This is why when we first speak with customers, we try to establish realistic goals and expectations for a pre-employment testing program. Specifically, what kind of results should you expect from using pre-employment tests? Using tests should drive incremental improvements in your hiring results, and minimize the risk of bad hires. It should also dramatically streamline your hiring process, and translate into demonstrable improvements in your business by reducing turnover, lowering hiring and training costs, and improving productivity.
It is, however, just as important to be realistic and realize what you should NOT expect from pre-employment testing. Tests are NOT a crystal ball, unfortunately. Anyone who tells you otherwise is lying. When you see testing companies say things like, “Never make a bad hire again” or advertise 99.9% accuracy, it means they are either ignorant of how the science behind testing works, or misrepresenting it to sell you their tests—either way run, don’t walk, in the opposite direction. Incorporating tests into your hiring process does not mean you’ll never make another bad hire, only that you will make fewer of them. Some people who don’t test well may be great employees, and some that test well may be terrible employees. On the other hand, research shows that tests are significantly more accurate and reliable as predictors than resumes or interviews. Still, there is no selection methodology that will be 100% accurate in predicting performance.
That’s why we always recommend that tests should be only one element of a comprehensive set of criteria you use to evaluate applicants. Sure, you can use tests at the top of the process to screen out employees who aren’t a good fit, but ultimately, organizations that use tests are making their final decisions based on many factors, of which tests should be an important component. A good way to look at it is this: no matter how well developed a test is, you should not try to outsource your hiring decisions to a testing company. You should expect tests to streamline and improve your hiring process, not replace it.

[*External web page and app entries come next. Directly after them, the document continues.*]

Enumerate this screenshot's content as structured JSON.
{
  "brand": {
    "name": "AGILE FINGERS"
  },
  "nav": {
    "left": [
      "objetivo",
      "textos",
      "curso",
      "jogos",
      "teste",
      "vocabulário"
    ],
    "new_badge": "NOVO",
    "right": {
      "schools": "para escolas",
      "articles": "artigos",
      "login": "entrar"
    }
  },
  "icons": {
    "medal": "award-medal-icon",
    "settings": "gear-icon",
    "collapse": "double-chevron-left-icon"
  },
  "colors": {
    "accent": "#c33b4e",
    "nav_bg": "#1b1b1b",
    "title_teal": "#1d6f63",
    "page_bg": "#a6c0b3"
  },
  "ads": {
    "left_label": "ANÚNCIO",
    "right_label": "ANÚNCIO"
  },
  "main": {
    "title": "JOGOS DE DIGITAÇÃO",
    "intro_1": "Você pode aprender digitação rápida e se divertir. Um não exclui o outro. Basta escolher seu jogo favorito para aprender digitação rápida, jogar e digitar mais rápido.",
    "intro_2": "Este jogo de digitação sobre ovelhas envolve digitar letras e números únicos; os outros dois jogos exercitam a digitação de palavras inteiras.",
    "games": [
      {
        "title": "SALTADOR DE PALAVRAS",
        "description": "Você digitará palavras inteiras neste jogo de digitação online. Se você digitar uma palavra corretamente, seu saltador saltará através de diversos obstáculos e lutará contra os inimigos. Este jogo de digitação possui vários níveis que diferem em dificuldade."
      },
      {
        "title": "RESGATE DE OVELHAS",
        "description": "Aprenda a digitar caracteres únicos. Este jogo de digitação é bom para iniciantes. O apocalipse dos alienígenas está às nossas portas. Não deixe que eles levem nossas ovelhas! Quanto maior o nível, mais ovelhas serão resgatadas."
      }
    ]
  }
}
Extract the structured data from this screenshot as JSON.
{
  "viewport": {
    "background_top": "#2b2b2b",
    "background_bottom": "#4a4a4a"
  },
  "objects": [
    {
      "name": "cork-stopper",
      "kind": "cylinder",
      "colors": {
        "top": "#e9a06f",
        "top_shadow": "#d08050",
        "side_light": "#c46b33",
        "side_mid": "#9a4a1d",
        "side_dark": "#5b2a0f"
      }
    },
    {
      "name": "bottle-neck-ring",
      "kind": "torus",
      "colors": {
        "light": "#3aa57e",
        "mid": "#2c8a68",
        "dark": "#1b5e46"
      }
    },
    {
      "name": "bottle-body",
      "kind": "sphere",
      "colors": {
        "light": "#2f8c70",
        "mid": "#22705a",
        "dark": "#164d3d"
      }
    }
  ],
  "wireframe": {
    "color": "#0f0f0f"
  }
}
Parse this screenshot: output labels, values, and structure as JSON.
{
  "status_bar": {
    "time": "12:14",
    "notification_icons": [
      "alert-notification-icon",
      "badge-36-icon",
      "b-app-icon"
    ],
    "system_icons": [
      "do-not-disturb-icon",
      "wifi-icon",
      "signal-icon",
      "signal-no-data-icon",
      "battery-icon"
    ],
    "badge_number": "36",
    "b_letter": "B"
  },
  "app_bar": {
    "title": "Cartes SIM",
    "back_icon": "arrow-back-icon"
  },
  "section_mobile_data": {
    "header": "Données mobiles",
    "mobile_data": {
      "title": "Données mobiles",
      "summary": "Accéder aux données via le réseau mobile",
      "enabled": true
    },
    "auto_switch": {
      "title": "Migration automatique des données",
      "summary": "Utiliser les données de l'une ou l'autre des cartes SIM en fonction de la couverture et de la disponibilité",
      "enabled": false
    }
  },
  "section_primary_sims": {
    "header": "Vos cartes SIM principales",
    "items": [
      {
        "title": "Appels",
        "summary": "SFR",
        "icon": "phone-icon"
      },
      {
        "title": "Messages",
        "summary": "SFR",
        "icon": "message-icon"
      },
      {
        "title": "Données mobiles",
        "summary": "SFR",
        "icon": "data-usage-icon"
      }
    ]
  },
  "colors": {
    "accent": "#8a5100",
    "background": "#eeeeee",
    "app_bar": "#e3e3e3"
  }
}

To learn more about pre-employment testing software please reach out to the Hyrell Team for a free demo of our Online Hiring System.